The latest version of Tridion (SDL Tridion Sites 9) is now fully supported by DD4T for Microsoft.NET. Read here how easy it is to upgrade.
After playing around with installing SDL Tridion Sites 9 from scratch I wanted to know more about the database upgrade steps of this latest release when upgrading from an older version of Tridion.
SDL supports upgrading to SDL Tridion Sites 9 from one of the following versions directly:
- SDL Web 8.5 (also known as SDL Tridion Sites 8.5)
- SDL Web 8 with Cumulative Update 1
- SDL Tridion 2013 SP1 HR1 (Hotfix Rollup 1)
SDL Tridion Sites 9, part of SDL Tridion DX, introduces several changes and new features for managing digital experiences. Of course, we were eager to install the new version and play with it.
Here are some of the things we noticed when installing SDL Tridion Sites 9 that perhaps you didn’t know.
UPDATE: you can now run the Tridion deployer in your IDE if you are on Tridion 9 also! Instructions below have been modified to show the differences between SDL Web 8.5 and Tridion 9. Now on to the story.
Whenever you publish a page, component or another type of item in Tridion, the item is first published, then transported and finally deployed. SDL offers various ways to extend or modify this deployment process. All you need to do is write some custom java code. The most commonly used extension points are deployer modules and storage DAOs. You can find more about this here and here.
In this post I’m not going to explain what these extensions are and what you can do with them. Instead, I will focus on how to develop this type of extension effectively. As always with Java (in my experience at least), the code is easy but the environment is hard. But if you follow these instructions, you will be able to run your customizations locally, make sure they get triggered, and even perform step-through debugging on your code.
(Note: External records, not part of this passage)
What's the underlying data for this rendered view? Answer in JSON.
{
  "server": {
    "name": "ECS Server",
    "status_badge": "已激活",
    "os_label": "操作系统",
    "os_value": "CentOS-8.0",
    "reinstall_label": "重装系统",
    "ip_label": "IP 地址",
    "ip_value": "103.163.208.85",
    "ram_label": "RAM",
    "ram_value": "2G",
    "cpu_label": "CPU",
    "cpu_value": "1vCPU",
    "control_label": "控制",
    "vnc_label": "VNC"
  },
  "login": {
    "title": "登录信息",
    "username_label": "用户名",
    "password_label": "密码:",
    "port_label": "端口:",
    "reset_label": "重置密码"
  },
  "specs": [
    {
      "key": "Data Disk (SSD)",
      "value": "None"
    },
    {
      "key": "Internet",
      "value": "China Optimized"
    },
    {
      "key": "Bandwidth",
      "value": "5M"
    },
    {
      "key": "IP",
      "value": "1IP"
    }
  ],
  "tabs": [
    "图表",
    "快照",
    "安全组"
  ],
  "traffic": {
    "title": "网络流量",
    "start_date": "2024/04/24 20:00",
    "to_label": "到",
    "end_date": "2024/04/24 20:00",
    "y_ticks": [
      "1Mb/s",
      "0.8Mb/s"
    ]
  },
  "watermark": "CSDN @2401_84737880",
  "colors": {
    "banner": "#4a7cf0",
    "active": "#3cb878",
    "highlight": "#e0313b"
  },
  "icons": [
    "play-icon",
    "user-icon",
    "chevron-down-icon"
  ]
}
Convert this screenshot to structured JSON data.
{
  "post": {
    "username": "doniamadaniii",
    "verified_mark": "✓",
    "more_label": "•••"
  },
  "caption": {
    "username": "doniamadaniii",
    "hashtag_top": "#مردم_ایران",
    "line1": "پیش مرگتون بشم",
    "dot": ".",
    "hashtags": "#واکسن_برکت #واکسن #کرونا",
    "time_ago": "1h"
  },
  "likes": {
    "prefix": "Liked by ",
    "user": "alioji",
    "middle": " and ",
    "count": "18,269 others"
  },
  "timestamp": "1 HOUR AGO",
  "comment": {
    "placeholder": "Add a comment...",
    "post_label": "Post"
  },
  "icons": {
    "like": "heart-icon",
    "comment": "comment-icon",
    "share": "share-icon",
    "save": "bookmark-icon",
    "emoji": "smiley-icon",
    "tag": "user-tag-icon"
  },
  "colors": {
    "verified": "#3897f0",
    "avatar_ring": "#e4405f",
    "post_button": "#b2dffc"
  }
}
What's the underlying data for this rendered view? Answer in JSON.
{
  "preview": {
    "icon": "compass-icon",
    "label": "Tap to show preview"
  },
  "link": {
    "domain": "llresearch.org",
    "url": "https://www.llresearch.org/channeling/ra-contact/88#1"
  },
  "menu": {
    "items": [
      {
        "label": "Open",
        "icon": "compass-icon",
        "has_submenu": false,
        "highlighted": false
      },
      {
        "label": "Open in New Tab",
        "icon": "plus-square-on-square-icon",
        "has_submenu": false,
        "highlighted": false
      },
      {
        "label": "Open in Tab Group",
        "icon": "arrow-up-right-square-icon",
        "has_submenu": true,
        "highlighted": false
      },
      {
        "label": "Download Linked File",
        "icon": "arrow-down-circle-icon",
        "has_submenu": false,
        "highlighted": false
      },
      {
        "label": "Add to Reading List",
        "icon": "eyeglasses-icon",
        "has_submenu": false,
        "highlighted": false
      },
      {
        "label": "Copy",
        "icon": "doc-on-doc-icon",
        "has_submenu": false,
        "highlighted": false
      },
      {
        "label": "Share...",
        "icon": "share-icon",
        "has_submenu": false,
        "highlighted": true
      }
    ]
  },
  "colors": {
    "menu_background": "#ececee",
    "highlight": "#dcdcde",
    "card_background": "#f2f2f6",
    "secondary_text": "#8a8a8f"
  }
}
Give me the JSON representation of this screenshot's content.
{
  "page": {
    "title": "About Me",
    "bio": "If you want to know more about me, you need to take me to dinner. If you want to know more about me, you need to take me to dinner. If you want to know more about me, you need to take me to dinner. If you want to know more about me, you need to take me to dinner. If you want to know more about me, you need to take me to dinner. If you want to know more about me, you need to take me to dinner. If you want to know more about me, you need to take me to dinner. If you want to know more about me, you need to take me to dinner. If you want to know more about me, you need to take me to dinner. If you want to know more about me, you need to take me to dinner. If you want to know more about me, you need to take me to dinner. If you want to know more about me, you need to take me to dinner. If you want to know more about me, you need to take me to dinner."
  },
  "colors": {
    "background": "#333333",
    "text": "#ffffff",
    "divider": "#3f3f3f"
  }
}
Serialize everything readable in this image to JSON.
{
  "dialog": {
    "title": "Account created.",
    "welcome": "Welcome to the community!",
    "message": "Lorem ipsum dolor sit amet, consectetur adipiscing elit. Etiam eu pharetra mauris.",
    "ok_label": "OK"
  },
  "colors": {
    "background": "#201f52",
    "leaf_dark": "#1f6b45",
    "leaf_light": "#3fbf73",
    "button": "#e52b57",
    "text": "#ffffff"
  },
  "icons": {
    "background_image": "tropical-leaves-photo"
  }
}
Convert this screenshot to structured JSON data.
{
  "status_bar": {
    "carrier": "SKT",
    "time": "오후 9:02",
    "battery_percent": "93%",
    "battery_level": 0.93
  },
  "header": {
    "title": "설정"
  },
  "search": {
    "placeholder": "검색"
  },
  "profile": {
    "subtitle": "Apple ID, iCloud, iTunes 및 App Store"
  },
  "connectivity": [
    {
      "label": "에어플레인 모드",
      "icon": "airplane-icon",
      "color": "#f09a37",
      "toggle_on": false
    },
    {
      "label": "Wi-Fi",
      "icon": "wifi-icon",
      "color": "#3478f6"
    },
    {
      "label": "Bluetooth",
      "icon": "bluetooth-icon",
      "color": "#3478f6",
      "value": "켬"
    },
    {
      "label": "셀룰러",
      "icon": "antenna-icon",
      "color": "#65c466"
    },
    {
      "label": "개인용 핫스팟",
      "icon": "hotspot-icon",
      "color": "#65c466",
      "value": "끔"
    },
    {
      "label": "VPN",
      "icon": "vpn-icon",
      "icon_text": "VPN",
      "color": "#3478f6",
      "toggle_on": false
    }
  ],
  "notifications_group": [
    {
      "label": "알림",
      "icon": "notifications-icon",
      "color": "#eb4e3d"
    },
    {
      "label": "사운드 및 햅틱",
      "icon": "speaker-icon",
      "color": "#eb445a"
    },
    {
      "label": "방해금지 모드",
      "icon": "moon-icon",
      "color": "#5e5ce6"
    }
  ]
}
Pure bliss!
These days the standard way to get your java libraries is through Maven. However, sometimes you still need to deal with jar files that aren’t available through Maven at all. Perhaps some software vendor has provided a set of jars, or you have a custom build that you aren’t allowed to publish at all.
If this is the case, you could just reference the jars on the file system, the old school approach. But you can also mavenize them yourself, and store them in your local Maven repository (which can be found in your user profile folder, in the folder .m2). That makes it possible to reference these libraries in a pom.xml or in a build.gradle file, giving you all the advantages of modern dependency management.